It was more about using up the yarn than about wanting this scarf, but I do like the way it turned out and have named it my "Snowball Scarf". I alternated two knitted rows of Schachenmayr SMC Sheila Soft Mini (a fuzzy yarn) with two knitted rows of Schoeller + Stahl Alpha (a smooth yarn). The 50 gram balls of the Alpha had less yardage than the fuzzy one so I just knit until I ran out of the two balls of Alpha. I cast on 25 stitches on size 11 needles and then joined the ends so that I could just loop the scarf around twice around my neck. It was easy, mindless knitting while watching TV, and I used up some stash yarn. Hooray!

I finished a weaving project:



The weaving for this scarf went very quickly, but the twisting of the 316 fringes...not so fast. I have this fringe twister* but it still takes time. The finished length off the loom was 69 inches but after washing in a tub of 40 degree water (per the care label on the yarn) it shrank by 3 inches in length. The yarn is a bit scratchier than I'd prefer but overall I am happy with the way the scarf turned out.

I absolutely love that you can alternate colors in the warp and the weft and make a pattern - hounds tooth in this case. I used my Schacht rigid heddle for this, so it's a plain weave but it has inspired me to warp my Schacht 4-shaft and make one in a twill. The yarn is Lana Grossa, which I purchased in the Müller drug store. Well, not actually a "drug" store since they don't dispense drugs there, but it's like a U.S. drug store without the pharmacy: perfume, makeup, personal products, homeopathic remedies, some organic foods, candy, stationery (pens, pencils, notebooks, etc), toys, household goods...and yarn.

Specifically, the yarn is Lana Grossa Meilenweit. It's 80% wool, 20 % polyester. I used 4 balls (2 of each color) with some leftover

I started another weaving project:

This one is also woven on the rigid heddle - no I did not get the 4-shaft warped...yet. The yarn is Drops 100% Alpaca. My goal for this is a softer scarf (and a colorful one!) but the alpaca may not have been the best choice for a warp yarn. I've had one occasion where one ply got cut by the heddle, and I didn't notice it until the loose ply got backed up behind the heddle, leaving one thin warp yarn. I was able to wrap the loose ply around the other one and carefully continued to weave. Fortunately this won't be a long scarf, but it's a lesson learned about using a soft yarn that doesn't stand up to abrasion in the warp. I kind of knew this already from reading weaving books, but I threw caution the wind on this project. I'm also gambling on having enough yarn left. I only had one ball of each color (orange, brown, and gray) so I purposely designed this plaid to use all three colors evenly between warp and weft. We'll see if my calculations were correct!
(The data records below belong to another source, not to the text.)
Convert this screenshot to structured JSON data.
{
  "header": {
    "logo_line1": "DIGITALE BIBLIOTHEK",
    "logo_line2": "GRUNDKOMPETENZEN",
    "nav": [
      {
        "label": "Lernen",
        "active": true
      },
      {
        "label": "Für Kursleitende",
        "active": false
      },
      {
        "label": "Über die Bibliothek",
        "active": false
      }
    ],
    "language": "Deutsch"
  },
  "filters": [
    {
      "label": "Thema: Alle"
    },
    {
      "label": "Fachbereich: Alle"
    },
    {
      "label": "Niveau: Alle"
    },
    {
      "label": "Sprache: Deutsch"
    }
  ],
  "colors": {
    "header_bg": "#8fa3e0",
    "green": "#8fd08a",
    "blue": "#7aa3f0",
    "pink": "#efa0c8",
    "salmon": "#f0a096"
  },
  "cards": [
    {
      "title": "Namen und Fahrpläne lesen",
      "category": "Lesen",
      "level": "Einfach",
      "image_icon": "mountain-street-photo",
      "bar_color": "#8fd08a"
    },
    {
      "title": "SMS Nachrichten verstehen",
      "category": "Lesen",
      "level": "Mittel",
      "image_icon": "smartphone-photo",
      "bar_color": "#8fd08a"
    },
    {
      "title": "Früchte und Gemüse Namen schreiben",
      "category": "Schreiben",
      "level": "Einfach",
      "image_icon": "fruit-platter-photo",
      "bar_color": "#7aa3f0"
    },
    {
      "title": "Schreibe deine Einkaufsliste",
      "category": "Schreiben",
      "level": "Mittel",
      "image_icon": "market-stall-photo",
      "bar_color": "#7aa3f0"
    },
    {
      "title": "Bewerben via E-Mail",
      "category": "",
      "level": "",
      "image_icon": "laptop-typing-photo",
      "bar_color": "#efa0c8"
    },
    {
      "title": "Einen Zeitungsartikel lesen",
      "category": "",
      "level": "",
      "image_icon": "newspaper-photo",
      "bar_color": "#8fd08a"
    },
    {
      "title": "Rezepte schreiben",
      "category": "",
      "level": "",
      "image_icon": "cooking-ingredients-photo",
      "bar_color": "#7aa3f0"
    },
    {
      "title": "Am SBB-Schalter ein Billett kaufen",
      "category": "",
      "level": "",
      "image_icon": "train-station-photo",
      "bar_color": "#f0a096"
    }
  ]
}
I finished sewing a top:

The pattern is New Look 6150, although I used the pattern from the Meine Nähmode magazine, a German magazine that republishes Simplicity and New Look patterns.


The fabric is a rayon knit, purchased locally. I was hoping to make a casual type top but the fabric is thinner and has more drape than I envisioned in my head. I see wearing this top under a suit jacket, though I don't have the occasion to wear suits right now.

The top was fairly easy to sew. I had some difficulty understanding the German instructions for the collar but fortunately Pattern Review came to the rescue. I wasn't the first person to have difficulty...even in English. If you're sewing the same pattern, or one similar, here is a link to a discussion on how to sew the collar.

And finally, I started a new sewing project. I'm making this jacket from the August 2011 Burda Style magazine:

I've gotten as far as tracing the pattern, which you know is not a  small task if you've ever used the Burda magazine patterns.

* I was not compensated in any way to pitch the fringe twister or the online store; however, I do like the items I have bought from them and think they have very good prices.